The tests will go out to states based on their population and can be used as governors see fit, but the Trump administration is encouraging states to place a priority on schools. White House officials said at a Rose Garden event that 6.5 million tests will go out this week and that a total of 100 million tests will be distributed to governors over the next several weeks.

Officials said the administration is emphasizing testing in schools because it’s important to the physical, social and emotional development of students to be back in classrooms to the degree that’s possible. The Abbott Laboratories tests would allow parents to know whether their symptomatic child has COVID-19. In some cases, states could undertake some baseline surveillance, like testing a proportion of students per week or per month to make sure that the incidence of COVID-19 is low.

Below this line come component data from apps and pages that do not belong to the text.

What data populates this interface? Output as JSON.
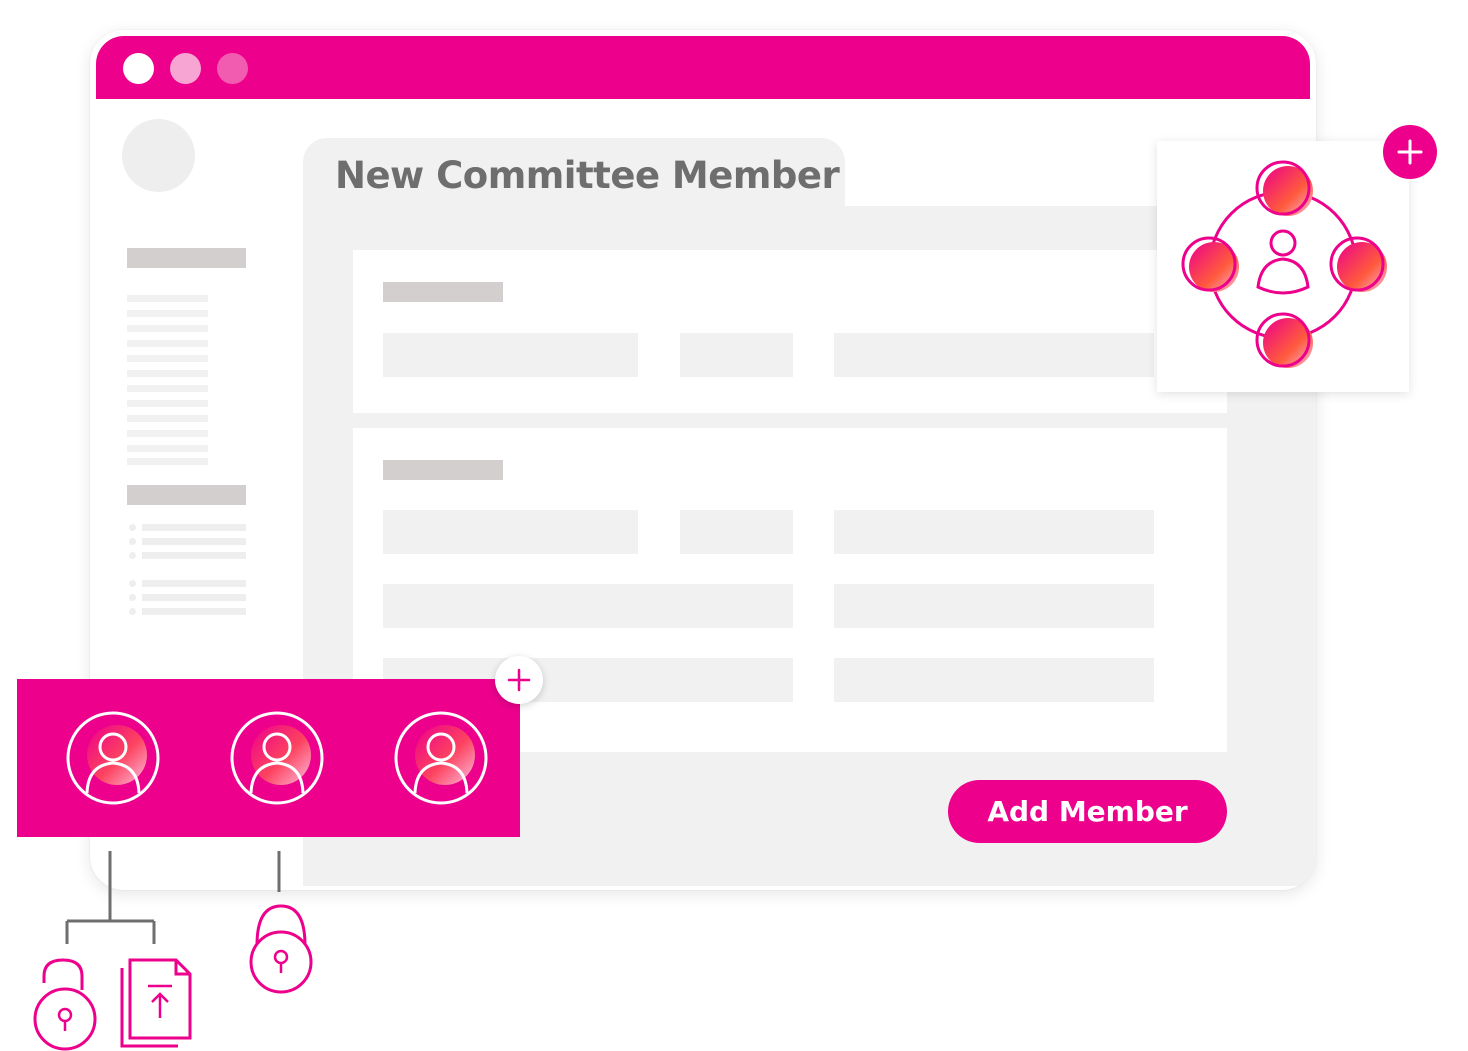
{
  "window": {
    "title_dots": [
      "close",
      "minimize",
      "maximize"
    ]
  },
  "form": {
    "title": "New Committee Member",
    "add_button_label": "Add Member"
  },
  "members_strip": {
    "avatar_count": 3
  },
  "icons": {
    "team_icon": "team-network-icon",
    "member_icon": "user-icon",
    "plus_icon": "plus-icon",
    "lock_icon": "unlock-icon",
    "document_icon": "document-upload-icon"
  },
  "colors": {
    "brand": "#ec008c",
    "placeholder": "#f1f1f1",
    "placeholder_dark": "#d3cfcf",
    "title_text": "#6e6e6e"
  }
}
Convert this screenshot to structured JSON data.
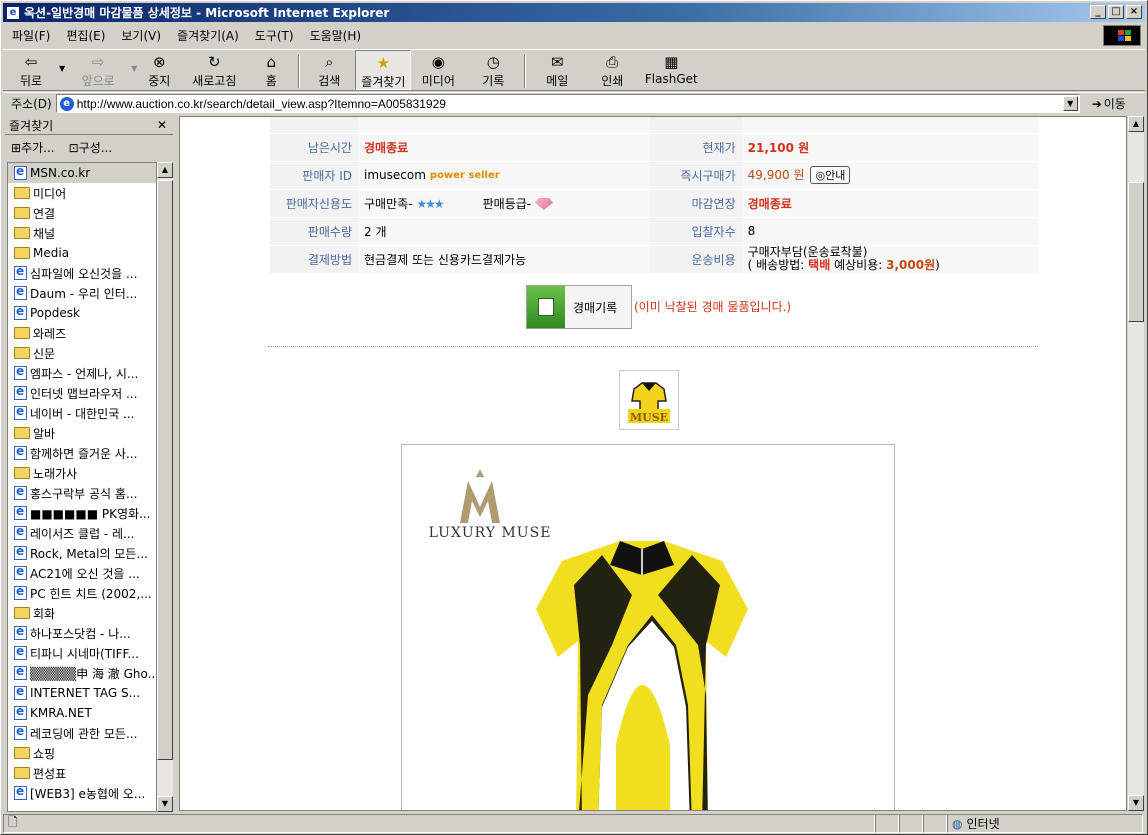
{
  "window": {
    "title": "옥션-일반경매 마감물품 상세정보 - Microsoft Internet Explorer"
  },
  "menu": [
    "파일(F)",
    "편집(E)",
    "보기(V)",
    "즐겨찾기(A)",
    "도구(T)",
    "도움말(H)"
  ],
  "toolbar": {
    "back": "뒤로",
    "forward": "앞으로",
    "stop": "중지",
    "refresh": "새로고침",
    "home": "홈",
    "search": "검색",
    "favorites": "즐겨찾기",
    "media": "미디어",
    "history": "기록",
    "mail": "메일",
    "print": "인쇄",
    "flashget": "FlashGet"
  },
  "address": {
    "label": "주소(D)",
    "url": "http://www.auction.co.kr/search/detail_view.asp?Itemno=A005831929",
    "go": "이동"
  },
  "sidebar": {
    "title": "즐겨찾기",
    "add": "추가...",
    "organize": "구성...",
    "items": [
      {
        "label": "MSN.co.kr",
        "type": "page"
      },
      {
        "label": "미디어",
        "type": "folder"
      },
      {
        "label": "연결",
        "type": "folder"
      },
      {
        "label": "채널",
        "type": "folder"
      },
      {
        "label": "Media",
        "type": "folder"
      },
      {
        "label": "심파일에 오신것을 ...",
        "type": "page"
      },
      {
        "label": "Daum - 우리 인터...",
        "type": "page"
      },
      {
        "label": "Popdesk",
        "type": "page"
      },
      {
        "label": "와레즈",
        "type": "folder"
      },
      {
        "label": "신문",
        "type": "folder"
      },
      {
        "label": "엠파스 - 언제나, 시...",
        "type": "page"
      },
      {
        "label": "인터넷 맵브라우저 ...",
        "type": "page"
      },
      {
        "label": "네이버 - 대한민국 ...",
        "type": "page"
      },
      {
        "label": "알바",
        "type": "folder"
      },
      {
        "label": "함께하면 즐거운 사...",
        "type": "page"
      },
      {
        "label": "노래가사",
        "type": "folder"
      },
      {
        "label": "홍스구락부 공식 홈...",
        "type": "page"
      },
      {
        "label": "■■■■■■ PK영화...",
        "type": "page"
      },
      {
        "label": "레이서즈 클럽 - 레...",
        "type": "page"
      },
      {
        "label": "Rock, Metal의 모든...",
        "type": "page"
      },
      {
        "label": "AC21에 오신 것을 ...",
        "type": "page"
      },
      {
        "label": "PC 힌트 치트 (2002,...",
        "type": "page"
      },
      {
        "label": "회화",
        "type": "folder"
      },
      {
        "label": "하나포스닷컴 - 나...",
        "type": "page"
      },
      {
        "label": "티파니 시네마(TIFF...",
        "type": "page"
      },
      {
        "label": "▒▒▒▒▒申 海 澈 Gho...",
        "type": "page"
      },
      {
        "label": "INTERNET TAG S...",
        "type": "page"
      },
      {
        "label": "KMRA.NET",
        "type": "page"
      },
      {
        "label": "레코딩에 관한 모든...",
        "type": "page"
      },
      {
        "label": "쇼핑",
        "type": "folder"
      },
      {
        "label": "편성표",
        "type": "folder"
      },
      {
        "label": "[WEB3] e농협에 오...",
        "type": "page"
      }
    ]
  },
  "auction": {
    "remaining_label": "남은시간",
    "remaining": "경매종료",
    "current_label": "현재가",
    "current": "21,100 원",
    "seller_label": "판매자 ID",
    "seller": "imusecom",
    "power_seller": "power seller",
    "buynow_label": "즉시구매가",
    "buynow": "49,900 원",
    "guide": "안내",
    "credit_label": "판매자신용도",
    "credit": "구매만족-",
    "stars": "★★★",
    "grade": "판매등급-",
    "deadline_label": "마감연장",
    "deadline": "경매종료",
    "qty_label": "판매수량",
    "qty": "2 개",
    "bidders_label": "입찰자수",
    "bidders": "8",
    "pay_label": "결제방법",
    "pay": "현금결제 또는 신용카드결제가능",
    "ship_label": "운송비용",
    "ship1": "구매자부담(운송료착불)",
    "ship2a": "( 배송방법:",
    "ship2b": "택배",
    "ship2c": "예상비용:",
    "ship2d": "3,000원",
    "ship2e": ")",
    "record_btn": "경매기록",
    "closed_msg": "(이미 낙찰된 경매 물품입니다.)",
    "brand": "LUXURY MUSE",
    "thumb_brand": "MUSE"
  },
  "status": {
    "zone": "인터넷"
  }
}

“You have too many states that are locked down right now,” Trump said. “The governors are … nobody knows what the governors are doing actually.”

The tests will come from a previously announced supply of 150 million ordered from Abbott. The company’s rapid test, the size of a credit card, is the first that does not require specialty computer equipment to process. It delivers results in about 15 minutes.

Rapid, convenient testing is considered essential to reopening the U.S. economy. But the effort has been plagued by problems since the earliest days of the outbreak.

First, the government lost pivotal weeks distributing, then correcting a flawed test developed by U.S. scientists. Then, for months private labs and hospitals struggled to ramp up testing capacity due to shortages of key supplies, including testing chemicals.

The issue is politically sensitive for Trump as he grapples with the pandemic that has killed more than 200,000 Americans. For months, Trump has prodded state and local leaders to open schools this fall.

Only in the last two months has U.S. testing capacity generally exceeded demand. The government’s top testing official, Adm. Brett Giroir, told Congress last week that the nation will soon have the capacity to run 3 million tests per day, on average. The U.S. has been averaging about 900,000 tests per day, according to data from the COVID Tracking Project.

Giroir demonstrated the ease with which the test is given, self-administering the nasal swab then placing it on a piece of paper that contained six drops of liquid.

“This is a very sophisticated little